How can you sell below cost and survive?  By offloading your costs onto someone else—onto customers, onto neighbors, onto taxpayers, onto the wider community and onto future generations.

This enables an individual enterprise to survive (sometimes), but, in the long run, leads human society into bankruptcy.

In the novel, global warming has taken place, sea levels have risen and lower Manhattan is under water.  Skyscrapers such as the Met Life building are still survive amid a kind of new Venice.  Uptown Manhattan is 50 feet higher in elevation, and is dry.  In the middle is a tidal zone, where the poor and homeless congregate.

Some environmental problems have been solved, or at least are being coped with.  Gasoline, jet fuel and other fossil fuels no longer exist.  Air travel is by dirigible, ocean travel is by sailing ship and land vehicles are electric.   But the financial structure and distribution of income are more or less like they are now.

New skyscrapers—”superscrapers”—in uptown are owned by the world’s wealthy elite, as investments or as one of multiple homes, and are often vacant.

A hurricane late in the novel leaves many homeless.  They try to storm the vacant uptown towers, and are turned back by private security forces, who outgun the New York Police Department.

Rather than attempt a violent revolutionary overthrow, the common people attempt a political and economic jujitsu.

They join in a nationwide debt strike.  On a given day, they stop paying their mortgages, student loans and credit card balances.  The financial system is go highly leveraged with debt upon debt that it comes crashing down, just as in 2008.   So the financiers go to Washington for another bailout, just as they did then.

But this time, the President and Federal Reserve Chairman, who are in on the plan, act differently.  They tell the banks and investment companies that they would be bailed out only on one condition—that the government be given stock of equal value to the bailout, as was done in the bailout of General Motors.   Those who refuse this deal are allowed to fail.
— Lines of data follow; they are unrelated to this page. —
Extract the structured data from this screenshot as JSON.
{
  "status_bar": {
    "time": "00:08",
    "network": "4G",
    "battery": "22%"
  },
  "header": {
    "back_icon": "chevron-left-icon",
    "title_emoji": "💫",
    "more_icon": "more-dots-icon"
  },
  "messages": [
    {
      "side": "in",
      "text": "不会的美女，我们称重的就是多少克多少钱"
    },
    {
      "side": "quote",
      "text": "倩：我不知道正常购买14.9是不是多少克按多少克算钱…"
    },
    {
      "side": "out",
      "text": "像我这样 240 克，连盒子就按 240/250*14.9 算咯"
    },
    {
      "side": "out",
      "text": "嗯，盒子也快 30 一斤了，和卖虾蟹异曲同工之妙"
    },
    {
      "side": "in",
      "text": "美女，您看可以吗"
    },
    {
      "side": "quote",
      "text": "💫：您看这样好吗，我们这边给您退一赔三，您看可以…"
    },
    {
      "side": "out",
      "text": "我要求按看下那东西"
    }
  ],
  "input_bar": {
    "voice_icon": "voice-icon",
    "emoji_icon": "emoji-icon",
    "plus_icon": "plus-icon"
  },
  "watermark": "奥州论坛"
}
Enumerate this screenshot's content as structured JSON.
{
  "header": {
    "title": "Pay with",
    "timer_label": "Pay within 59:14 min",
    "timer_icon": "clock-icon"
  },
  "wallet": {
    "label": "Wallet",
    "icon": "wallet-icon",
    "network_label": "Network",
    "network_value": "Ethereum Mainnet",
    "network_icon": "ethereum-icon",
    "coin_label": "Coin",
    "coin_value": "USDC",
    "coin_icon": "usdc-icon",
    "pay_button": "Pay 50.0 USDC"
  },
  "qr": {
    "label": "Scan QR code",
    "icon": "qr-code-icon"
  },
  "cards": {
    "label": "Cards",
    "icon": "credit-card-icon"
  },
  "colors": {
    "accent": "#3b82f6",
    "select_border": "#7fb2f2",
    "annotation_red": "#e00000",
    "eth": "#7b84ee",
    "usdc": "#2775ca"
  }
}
Now the federal government has the authority to force the banks to act as public utilities.  And the huge profits that once flowed to the financial elite now flow to Washington, which makes it possible to adequately fund public education, infrastructure improvement, scientific research and all the other things the country needs.

And so the American people live happily—not ever after and not completely, but for a while.

(more…)

Did China bungle its age of discovery?

April 21, 2014

Voyages_of_Zheng_He_1405-33

More than 50 years before Columbus, the great Chinese admiral Zheng He (aks Cheng Ho) voyaged throughout the Indian Ocean, and down the coast of east Africa.  Some historians think he may have reached the Cape of Good Hope.  But he had no successors.   His voyages were merely a stunt, for the sake of prestige, like the U.S. moon landings.

Some historians have speculated that if the rulers of the Ming dynasty had followed up, there might have been a Chinese age of exploration and discovery, to rival the great European explorers.  Zheng He’s fleet was larger, both in numbers and in the size of the individual ships, than anything the European explorers sent out.

I’m not so sure.  As James C. Scott wrote in The Art of Not Being Governed, Chinese rulers historically have sought to control large numbers of people, not large areas of territory.  I have read a smattering of Chinese philosophy in translation, and it is all about a ruler who is wise and just can increase his wealth and power by encouraging people to migrate to his realm.

In the light of history, this might not have been a bad choice..   The English, French, Spanish and Portuguese spread all over the world, and they have millions of descendents in North and South America and other parts of the world, but this no longer adds to the power of the English, French, Spanish and Portuguese nations.

Today China, which did not seek to rule an overseas empire, is much more powerful than any of these countries.  That is not to deny that China is an empire.  Just ask the Uighurs (in what used to be called Chinese Turkestan) or the Tibetans.   It is that China is a more unified and enduring empire.

China never needed a merchant fleet or overseas outposts to participate in the world economy.   Since the days of the Roman Empire, merchants traveled the Silk Road across central Asia to buy Chinese silk, porcelains and other manufactured products.

Spain and Portugal sent out explorers to find routes to China and India so that their merchants could bypass the Muslim countries in between.   The Spanish conquistadors were greedy for gold and silver because it was scarce.  China and India had favorable balances of trade for centuries and a large fraction of the world’s precious metals ended up in those countries.   The Spanish regularly sent out treasure galleons from Mexico to the Philippines to trade with China.

(more…)